Young Link grew astonishingly quick, after all he certainly had the appetite of a glutton and the curiosity of a kitten, which in many more than one instance got him into peculiar―if not at times quite humorous―circumstances. He was a happy child then. Of course Helen kept the truth of her arrangements secret from him, but in his naivety and innocence he ran and played in the streams and fields and in the streets of Hateno, fought and roughhoused with the other children his age, laughed, cried, ate, woke and slept as any small-town boy should, an incessant smile upon his lips and a love for storytelling, adventuring, and bravery. When travelers and merchants from far away came to town he could be seen peeking his head into the carriages and carts to see all sorts of wonderous things to a boy of his age, a sparkle in his eyes― a sparkle which was almost always made by brighter in comparison to the boyish dirtiness of his cheeks. From dawn till dusk he would explore the vast world of his home town as fast as his little legs could carry him, swinging sticks like swords in play, and throwing rocks like slings. He was a sweet boy too, like his mother, quick to smile and embrace, or to offer a kind word or sentiment, even though he could not speak so well. I suppose that in all regards he was a most remarkable boy in a most unremarkable town.
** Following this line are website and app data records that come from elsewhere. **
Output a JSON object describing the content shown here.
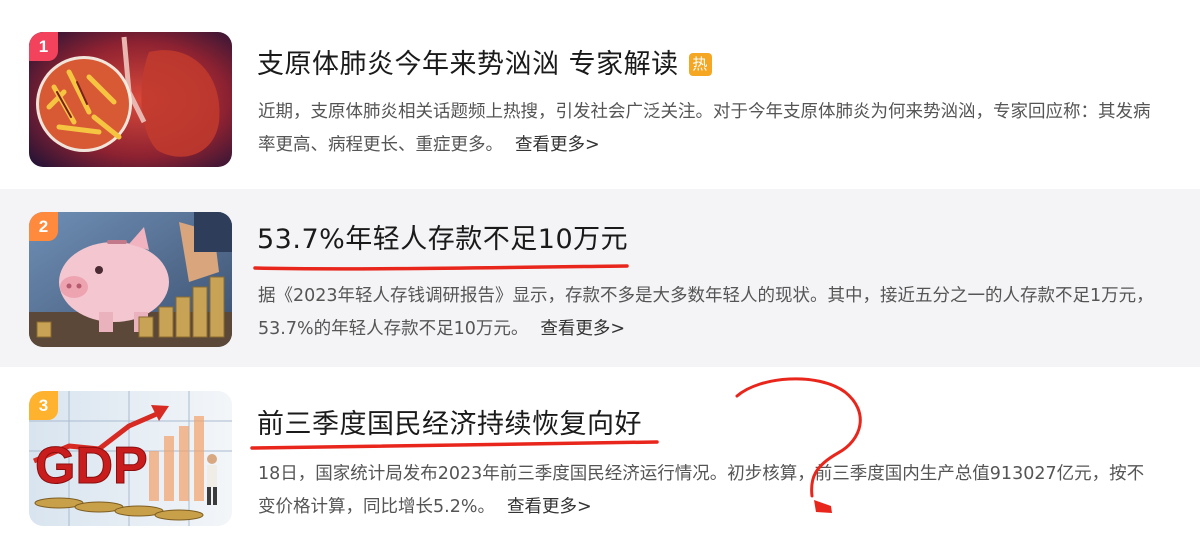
{
  "colors": {
    "rank_1": "#f2425c",
    "rank_2": "#ff8a3d",
    "rank_3": "#ffb22e",
    "hot_badge": "#f5a623",
    "annotation": "#e8261c"
  },
  "news": [
    {
      "rank": "1",
      "title": "支原体肺炎今年来势汹汹 专家解读",
      "badge": "热",
      "desc": "近期，支原体肺炎相关话题频上热搜，引发社会广泛关注。对于今年支原体肺炎为何来势汹汹，专家回应称：其发病率更高、病程更长、重症更多。",
      "more": "查看更多>",
      "image_icon": "lung-bacteria-image"
    },
    {
      "rank": "2",
      "title": "53.7%年轻人存款不足10万元",
      "desc": "据《2023年轻人存钱调研报告》显示，存款不多是大多数年轻人的现状。其中，接近五分之一的人存款不足1万元，53.7%的年轻人存款不足10万元。",
      "more": "查看更多>",
      "image_icon": "piggy-bank-image"
    },
    {
      "rank": "3",
      "title": "前三季度国民经济持续恢复向好",
      "desc": "18日，国家统计局发布2023年前三季度国民经济运行情况。初步核算，前三季度国内生产总值913027亿元，按不变价格计算，同比增长5.2%。",
      "more": "查看更多>",
      "image_icon": "gdp-chart-image"
    }
  ]
}
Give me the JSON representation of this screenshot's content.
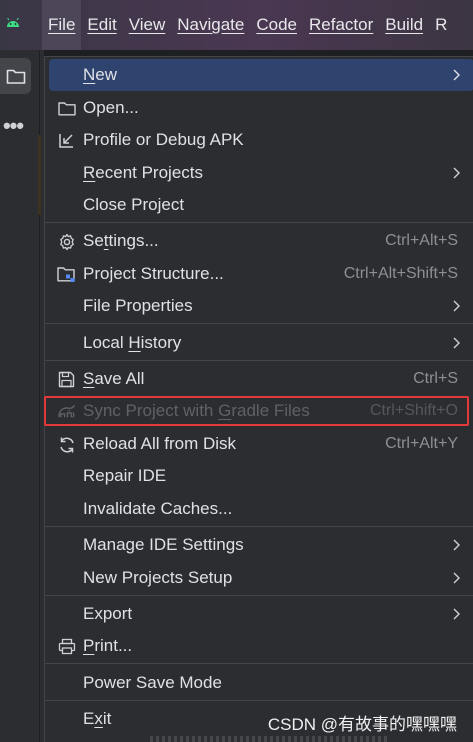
{
  "menubar": {
    "items": [
      "File",
      "Edit",
      "View",
      "Navigate",
      "Code",
      "Refactor",
      "Build",
      "R"
    ],
    "active": "File"
  },
  "file_menu": {
    "new": {
      "label": "New",
      "mnemonic": "N",
      "rest": "ew"
    },
    "open": {
      "label": "Open..."
    },
    "profile_debug": {
      "label": "Profile or Debug APK"
    },
    "recent_projects": {
      "pre": "",
      "mnemonic": "R",
      "rest": "ecent Projects"
    },
    "close_project": {
      "label": "Close Project"
    },
    "settings": {
      "pre": "Se",
      "mnemonic": "t",
      "rest": "tings...",
      "shortcut": "Ctrl+Alt+S"
    },
    "project_structure": {
      "label": "Project Structure...",
      "shortcut": "Ctrl+Alt+Shift+S"
    },
    "file_properties": {
      "label": "File Properties"
    },
    "local_history": {
      "pre": "Local ",
      "mnemonic": "H",
      "rest": "istory"
    },
    "save_all": {
      "pre": "",
      "mnemonic": "S",
      "rest": "ave All",
      "shortcut": "Ctrl+S"
    },
    "sync_gradle": {
      "pre": "Sync Project with ",
      "mnemonic": "G",
      "rest": "radle Files",
      "shortcut": "Ctrl+Shift+O"
    },
    "reload_disk": {
      "label": "Reload All from Disk",
      "shortcut": "Ctrl+Alt+Y"
    },
    "repair_ide": {
      "label": "Repair IDE"
    },
    "invalidate_caches": {
      "label": "Invalidate Caches..."
    },
    "manage_ide_settings": {
      "label": "Manage IDE Settings"
    },
    "new_projects_setup": {
      "label": "New Projects Setup"
    },
    "export": {
      "label": "Export"
    },
    "print": {
      "pre": "",
      "mnemonic": "P",
      "rest": "rint..."
    },
    "power_save_mode": {
      "label": "Power Save Mode"
    },
    "exit": {
      "pre": "E",
      "mnemonic": "x",
      "rest": "it"
    }
  },
  "watermark": "CSDN @有故事的嘿嘿嘿",
  "colors": {
    "menu_bg": "#2b2d30",
    "highlight": "#2e436e",
    "red_outline": "#e5383b",
    "android_green": "#3ddc84"
  }
}
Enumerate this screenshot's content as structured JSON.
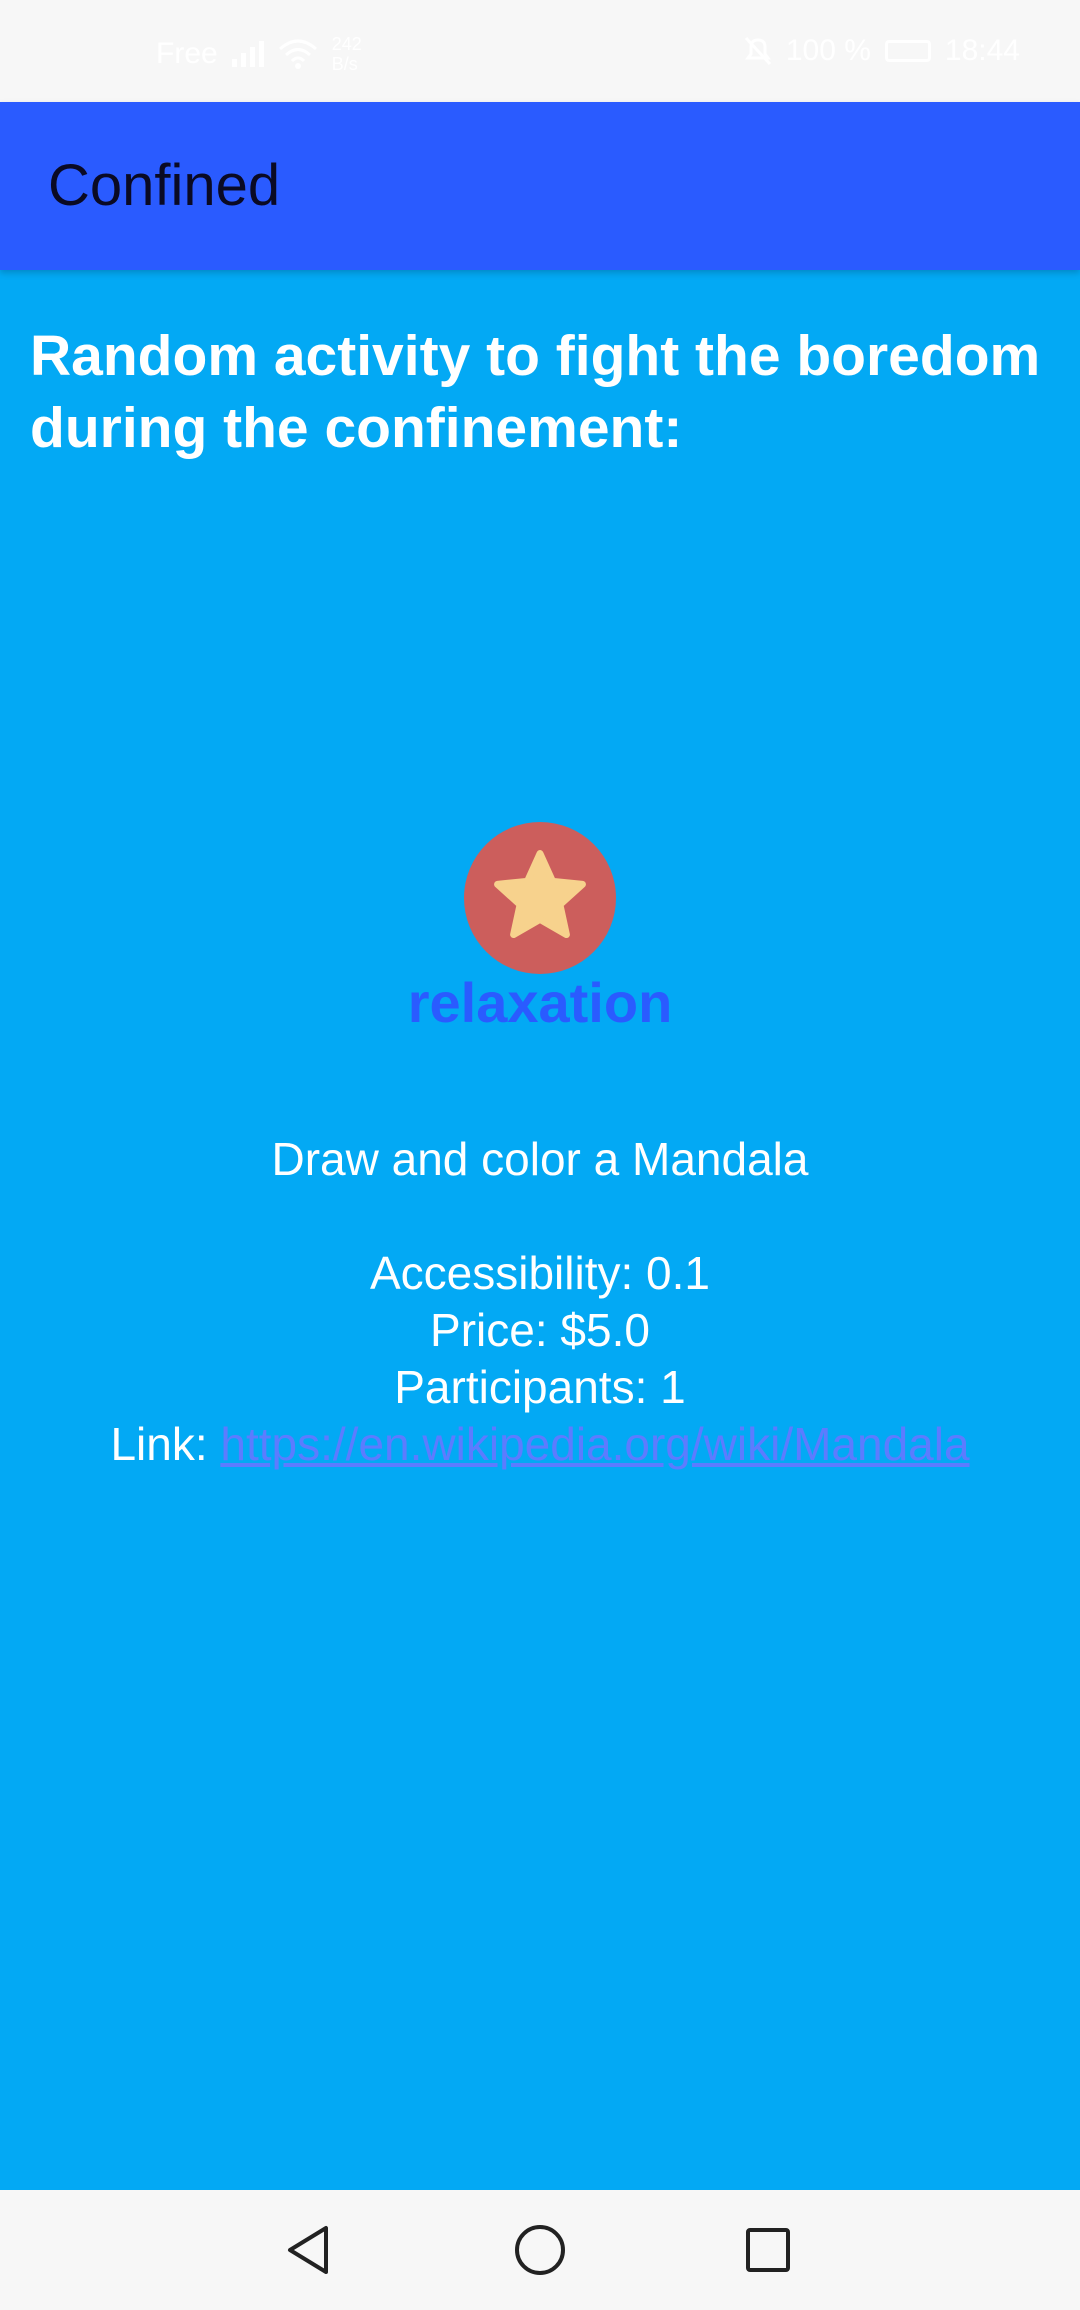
{
  "status_bar": {
    "carrier": "Free",
    "net_speed_value": "242",
    "net_speed_unit": "B/s",
    "battery_percent": "100 %",
    "time": "18:44"
  },
  "app_bar": {
    "title": "Confined"
  },
  "main": {
    "heading": "Random activity to fight the boredom during the confinement:",
    "category_icon": "star-icon",
    "category": "relaxation",
    "activity": "Draw and color a Mandala",
    "accessibility_label": "Accessibility: 0.1",
    "price_label": "Price: $5.0",
    "participants_label": "Participants: 1",
    "link_prefix": "Link: ",
    "link_url": "https://en.wikipedia.org/wiki/Mandala"
  },
  "nav_bar": {
    "back_icon": "back-triangle-icon",
    "home_icon": "home-circle-icon",
    "recents_icon": "recents-square-icon"
  },
  "colors": {
    "background": "#03A9F4",
    "app_bar": "#2A5BFF",
    "category_text": "#2A5BFF",
    "badge": "#CC5E5C",
    "star": "#F7D28D",
    "link": "#5C7CFF"
  }
}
But, as all things that are touched by the hands of fate, it would not always be so.

It had been just short of five years since his birth that a letter came to Helen from the north, a short note sealed in a wax crest depicting two swords crossed over a simple shield bearing the head of a crane, written by none other than Sir Peter Hamish of Hyrule, Knight and Commander of Fort Crenel, War Councilor to the King. The letter's contents, which were brief and detached, was a call to Helen to bring forth her child to him so that he could take the boy under his wing as his Ward, for the legitimacy of the boy's heritage had been discovered by his peers, causing him great shame among the ranks of Knights. This was the punishment by the Law of Adulterers. Sir Hamish was honor bound to provide for the child as recompence for his actions as a Knight of Hyrule, however the boy would receive no titles, and no inheritance. He would be little more than a servant in his father's house.

Worried for the continued safety and security of her child's future, Helen rose and took her son to the wet lands of western Lanayru, where her son was received by Sir Hamish's retainer. Though it tore a hole through her heart, the fair woman of Hateno swallowed back tears of anguish and put on a facade of gladness, promising her young son that his father would take good care of him, that he would teach him the ways of an honorable steward and wise councilor, and that one day he would grow up to be a great man, a mighty Captain of the Guard perhaps―as he insisted upon―and set him on his way with Hamish's retainer.

"'I'll be back, mama,'" the boy said in blissful ignorance as he wrapped arms around his mother's neck. "'I promise! Maybe I'll be a Knight like papa someday.'"

"'I hope you will be, my sweerheart,'" she answered, taking in the last moments of her son's fading embrace before turning aside to weep as if she were mourning his death…. I suppose in a way, this was as bad as death in her heart. Who are we to say where the depths of a mother's love end?

Such are the humble beginnings of this Legend. Who could have possibly known that one day he was to be chosen by the Sword, destined to fight, die, and rise again when the world needed him the most?